Excerpts from an interface dataset
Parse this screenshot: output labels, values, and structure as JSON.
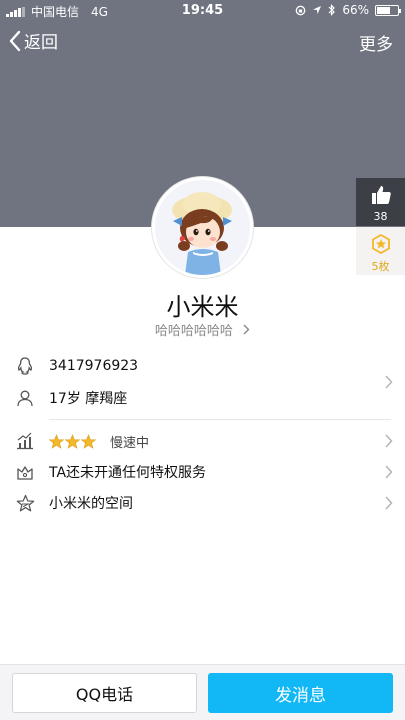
{
  "status_bar": {
    "carrier": "中国电信",
    "network": "4G",
    "time": "19:45",
    "battery": "66%",
    "battery_level": 0.66
  },
  "nav": {
    "back_label": "返回",
    "more_label": "更多"
  },
  "side": {
    "like_count": "38",
    "star_count": "5枚"
  },
  "profile": {
    "name": "小米米",
    "signature": "哈哈哈哈哈哈"
  },
  "info": {
    "qq_number": "3417976923",
    "age_sign": "17岁  摩羯座",
    "level_stars": 3,
    "speed": "慢速中",
    "privilege": "TA还未开通任何特权服务",
    "space": "小米米的空间"
  },
  "actions": {
    "call": "QQ电话",
    "message": "发消息"
  },
  "colors": {
    "header": "#6f7480",
    "primary": "#12b7f5",
    "star": "#f5b72a"
  }
}
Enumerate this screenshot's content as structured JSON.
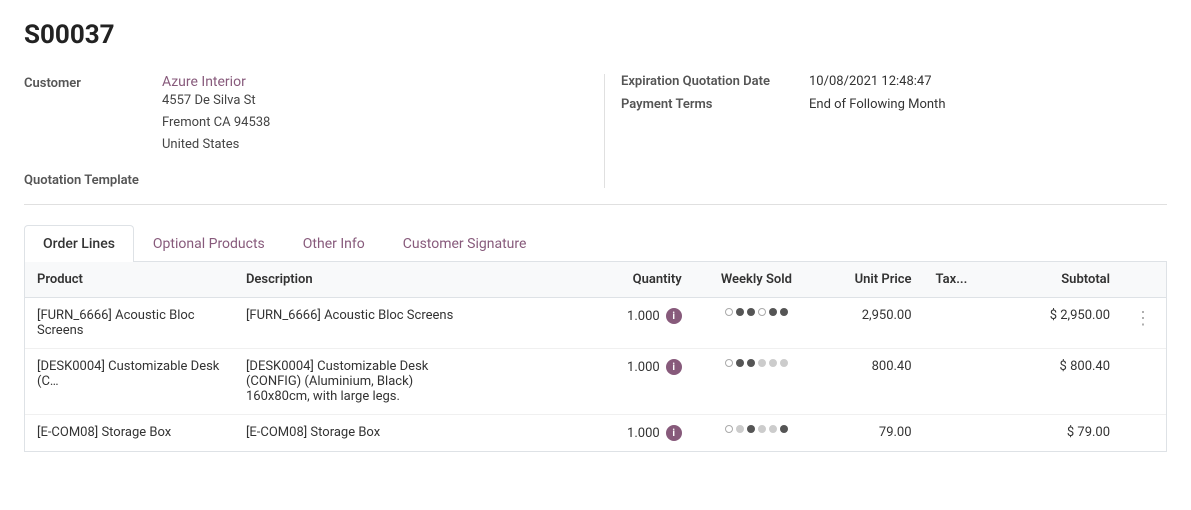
{
  "page": {
    "title": "S00037"
  },
  "form": {
    "customer_label": "Customer",
    "customer_name": "Azure Interior",
    "customer_address_line1": "4557 De Silva St",
    "customer_address_line2": "Fremont CA 94538",
    "customer_address_line3": "United States",
    "quotation_template_label": "Quotation Template",
    "expiration_label": "Expiration Quotation Date",
    "expiration_value": "10/08/2021 12:48:47",
    "payment_terms_label": "Payment Terms",
    "payment_terms_value": "End of Following Month"
  },
  "tabs": [
    {
      "id": "order-lines",
      "label": "Order Lines",
      "active": true
    },
    {
      "id": "optional-products",
      "label": "Optional Products",
      "active": false
    },
    {
      "id": "other-info",
      "label": "Other Info",
      "active": false
    },
    {
      "id": "customer-signature",
      "label": "Customer Signature",
      "active": false
    }
  ],
  "table": {
    "headers": [
      {
        "id": "product",
        "label": "Product"
      },
      {
        "id": "description",
        "label": "Description"
      },
      {
        "id": "quantity",
        "label": "Quantity"
      },
      {
        "id": "weekly-sold",
        "label": "Weekly Sold"
      },
      {
        "id": "unit-price",
        "label": "Unit Price"
      },
      {
        "id": "tax",
        "label": "Tax..."
      },
      {
        "id": "subtotal",
        "label": "Subtotal"
      },
      {
        "id": "more",
        "label": ""
      }
    ],
    "rows": [
      {
        "product": "[FURN_6666] Acoustic Bloc Screens",
        "description": "[FURN_6666] Acoustic Bloc Screens",
        "quantity": "1.000",
        "dots": [
          0,
          1,
          1,
          1,
          0,
          1,
          1
        ],
        "unit_price": "2,950.00",
        "tax": "",
        "subtotal": "$ 2,950.00"
      },
      {
        "product": "[DESK0004] Customizable Desk (C…",
        "description_line1": "[DESK0004] Customizable Desk",
        "description_line2": "(CONFIG) (Aluminium, Black)",
        "description_line3": "160x80cm, with large legs.",
        "quantity": "1.000",
        "dots": [
          0,
          1,
          1,
          0,
          0,
          0,
          0
        ],
        "unit_price": "800.40",
        "tax": "",
        "subtotal": "$ 800.40"
      },
      {
        "product": "[E-COM08] Storage Box",
        "description": "[E-COM08] Storage Box",
        "quantity": "1.000",
        "dots": [
          0,
          0,
          1,
          0,
          0,
          1,
          0
        ],
        "unit_price": "79.00",
        "tax": "",
        "subtotal": "$ 79.00"
      }
    ]
  }
}
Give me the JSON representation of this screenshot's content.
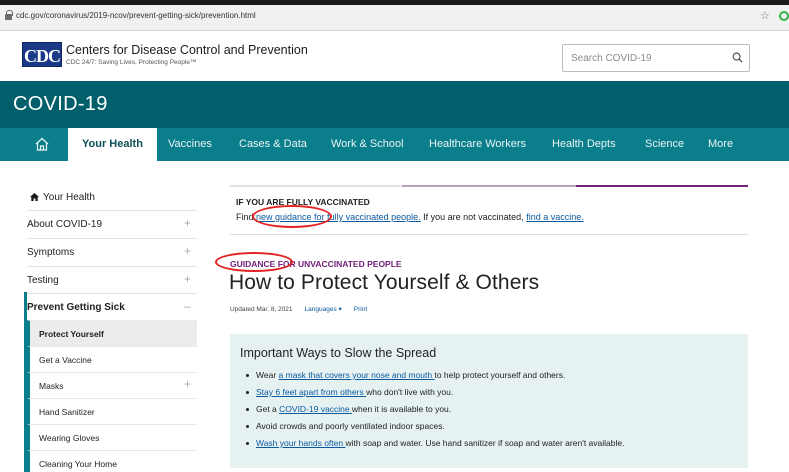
{
  "browser": {
    "url": "cdc.gov/coronavirus/2019-ncov/prevent-getting-sick/prevention.html"
  },
  "header": {
    "logo_text": "CDC",
    "title": "Centers for Disease Control and Prevention",
    "tagline": "CDC 24/7: Saving Lives, Protecting People™",
    "search_placeholder": "Search COVID-19"
  },
  "band": {
    "title": "COVID-19"
  },
  "nav": {
    "items": [
      {
        "label": "Your Health",
        "active": true
      },
      {
        "label": "Vaccines"
      },
      {
        "label": "Cases & Data"
      },
      {
        "label": "Work & School"
      },
      {
        "label": "Healthcare Workers"
      },
      {
        "label": "Health Depts"
      },
      {
        "label": "Science"
      },
      {
        "label": "More"
      }
    ]
  },
  "sidebar": {
    "heading": "Your Health",
    "items": [
      {
        "label": "About COVID-19",
        "toggle": "+"
      },
      {
        "label": "Symptoms",
        "toggle": "+"
      },
      {
        "label": "Testing",
        "toggle": "+"
      },
      {
        "label": "Prevent Getting Sick",
        "toggle": "–"
      }
    ],
    "subitems": [
      {
        "label": "Protect Yourself",
        "selected": true
      },
      {
        "label": "Get a Vaccine"
      },
      {
        "label": "Masks",
        "toggle": "+"
      },
      {
        "label": "Hand Sanitizer"
      },
      {
        "label": "Wearing Gloves"
      },
      {
        "label": "Cleaning Your Home"
      }
    ]
  },
  "main": {
    "vax_heading": "IF YOU ARE FULLY VACCINATED",
    "vax_find": "Find ",
    "vax_link1": "new guidance for fully vaccinated people.",
    "vax_mid": " If you are not vaccinated, ",
    "vax_link2": "find a vaccine.",
    "eyebrow": "GUIDANCE FOR UNVACCINATED PEOPLE",
    "title": "How to Protect Yourself & Others",
    "updated": "Updated Mar. 8, 2021",
    "languages": "Languages ▾",
    "print": "Print",
    "box_title": "Important Ways to Slow the Spread",
    "bullets": [
      {
        "pre": "Wear ",
        "link": "a mask that covers your nose and mouth ",
        "post": "to help protect yourself and others."
      },
      {
        "pre": "",
        "link": "Stay 6 feet apart from others ",
        "post": "who don't live with you."
      },
      {
        "pre": "Get a ",
        "link": "COVID-19 vaccine ",
        "post": "when it is available to you."
      },
      {
        "pre": "Avoid crowds and poorly ventilated indoor spaces.",
        "link": "",
        "post": ""
      },
      {
        "pre": "",
        "link": "Wash your hands often ",
        "post": "with soap and water. Use hand sanitizer if soap and water aren't available."
      }
    ]
  },
  "colors": {
    "band": "#005f6b",
    "nav": "#0b7e8b",
    "eyebrow": "#712177",
    "annotation": "#e32222",
    "callout_bg": "#e6f1f2"
  }
}
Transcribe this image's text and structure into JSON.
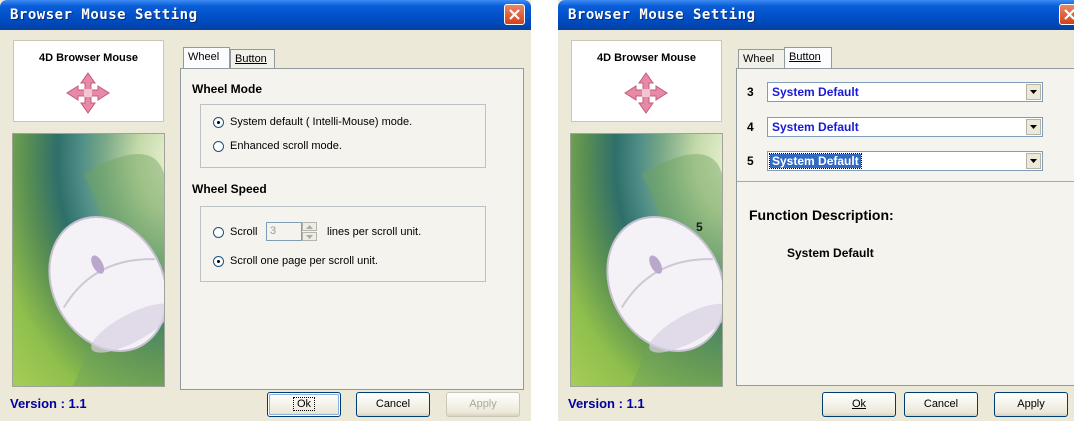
{
  "window_left": {
    "title": "Browser Mouse Setting",
    "logo_label": "4D Browser Mouse",
    "version": "Version : 1.1",
    "tabs": [
      {
        "label": "Wheel",
        "active": true
      },
      {
        "label": "Button",
        "active": false
      }
    ],
    "wheel_mode": {
      "title": "Wheel Mode",
      "options": [
        "System default ( Intelli-Mouse) mode.",
        "Enhanced scroll mode."
      ],
      "selected_index": 0
    },
    "wheel_speed": {
      "title": "Wheel Speed",
      "scroll_label": "Scroll",
      "lines_value": "3",
      "lines_suffix": "lines per scroll unit.",
      "page_option": "Scroll one page per scroll unit.",
      "selected": "page"
    },
    "buttons": {
      "ok": "Ok",
      "cancel": "Cancel",
      "apply": "Apply"
    }
  },
  "window_right": {
    "title": "Browser Mouse Setting",
    "logo_label": "4D Browser Mouse",
    "version": "Version : 1.1",
    "photo_label": "5",
    "tabs": [
      {
        "label": "Wheel",
        "active": false
      },
      {
        "label": "Button",
        "active": true
      }
    ],
    "button_rows": [
      {
        "number": "3",
        "value": "System Default"
      },
      {
        "number": "4",
        "value": "System Default"
      },
      {
        "number": "5",
        "value": "System Default"
      }
    ],
    "selected_row_index": 2,
    "function_description": {
      "title": "Function Description:",
      "value": "System Default"
    },
    "buttons": {
      "ok": "Ok",
      "cancel": "Cancel",
      "apply": "Apply"
    }
  },
  "colors": {
    "titlebar": "#0054e3",
    "face": "#ece9d8",
    "version_text": "#0000a0",
    "combo_text": "#1a1ad6",
    "selection": "#316ac5"
  },
  "icons": [
    "close-icon",
    "four-way-arrow-icon",
    "dropdown-arrow-icon",
    "spin-up-icon",
    "spin-down-icon"
  ]
}
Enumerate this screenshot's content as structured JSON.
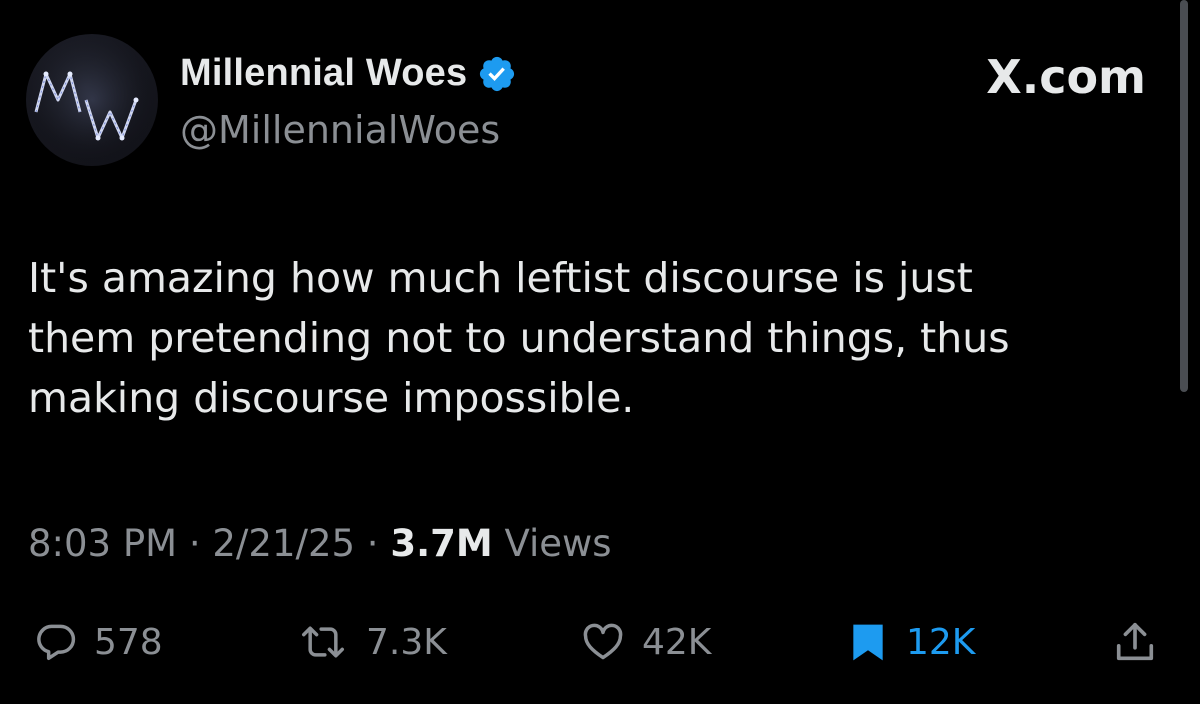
{
  "author": {
    "avatar_text": "MW",
    "display_name": "Millennial Woes",
    "handle": "@MillennialWoes",
    "verified_icon": "verified-badge-icon",
    "verified_color": "#1d9bf0"
  },
  "site_label": "X.com",
  "tweet": {
    "lines": [
      "It's amazing how much leftist discourse is just",
      "them pretending not to understand things, thus",
      "making discourse impossible."
    ]
  },
  "meta": {
    "time": "8:03 PM",
    "separator": "·",
    "date": "2/21/25",
    "views_count": "3.7M",
    "views_label": "Views"
  },
  "actions": {
    "reply": {
      "icon": "reply-icon",
      "count": "578"
    },
    "repost": {
      "icon": "repost-icon",
      "count": "7.3K"
    },
    "like": {
      "icon": "heart-icon",
      "count": "42K"
    },
    "bookmark": {
      "icon": "bookmark-icon",
      "count": "12K",
      "active_color": "#1d9bf0"
    },
    "share": {
      "icon": "share-icon"
    }
  },
  "colors": {
    "background": "#000000",
    "text_primary": "#e7e9ea",
    "text_secondary": "#8b8f94",
    "accent": "#1d9bf0"
  }
}
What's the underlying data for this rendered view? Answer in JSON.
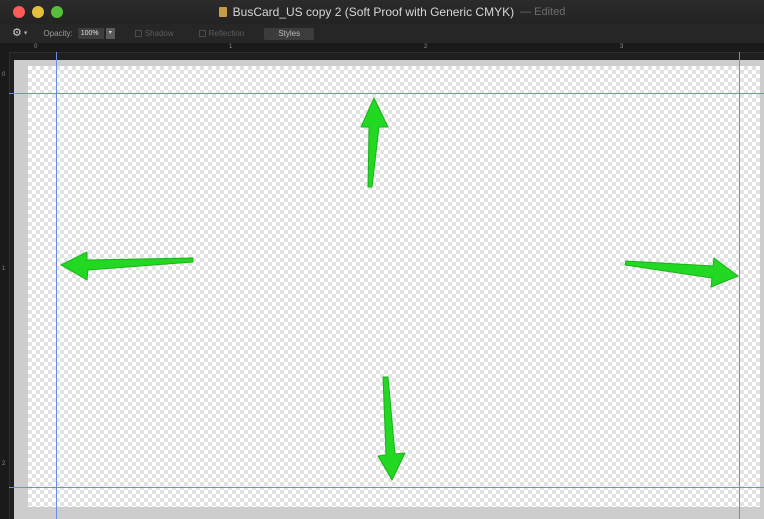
{
  "window": {
    "title": "BusCard_US copy 2 (Soft Proof with Generic CMYK)",
    "status": "— Edited"
  },
  "toolbar": {
    "opacity_label": "Opacity:",
    "opacity_value": "100%",
    "shadow_label": "Shadow",
    "reflection_label": "Reflection",
    "styles_label": "Styles"
  },
  "rulers": {
    "top_ticks": [
      "0",
      "1",
      "2",
      "3"
    ],
    "left_ticks": [
      "0",
      "1",
      "2"
    ]
  },
  "canvas": {
    "background": "transparent-checkerboard",
    "guide_color": "#6b8de6",
    "annotation_color": "#22d822",
    "annotations": [
      "arrow-up-annotation",
      "arrow-left-annotation",
      "arrow-right-annotation",
      "arrow-down-annotation"
    ]
  }
}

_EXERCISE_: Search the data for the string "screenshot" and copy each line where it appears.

_WORKED SOLUTION_:
Parse this screenshot: output labels, values, and structure as JSON.
Enumerate this screenshot's content as structured JSON.
Give me the JSON representation of this screenshot's content.
Enumerate this screenshot's content as structured JSON.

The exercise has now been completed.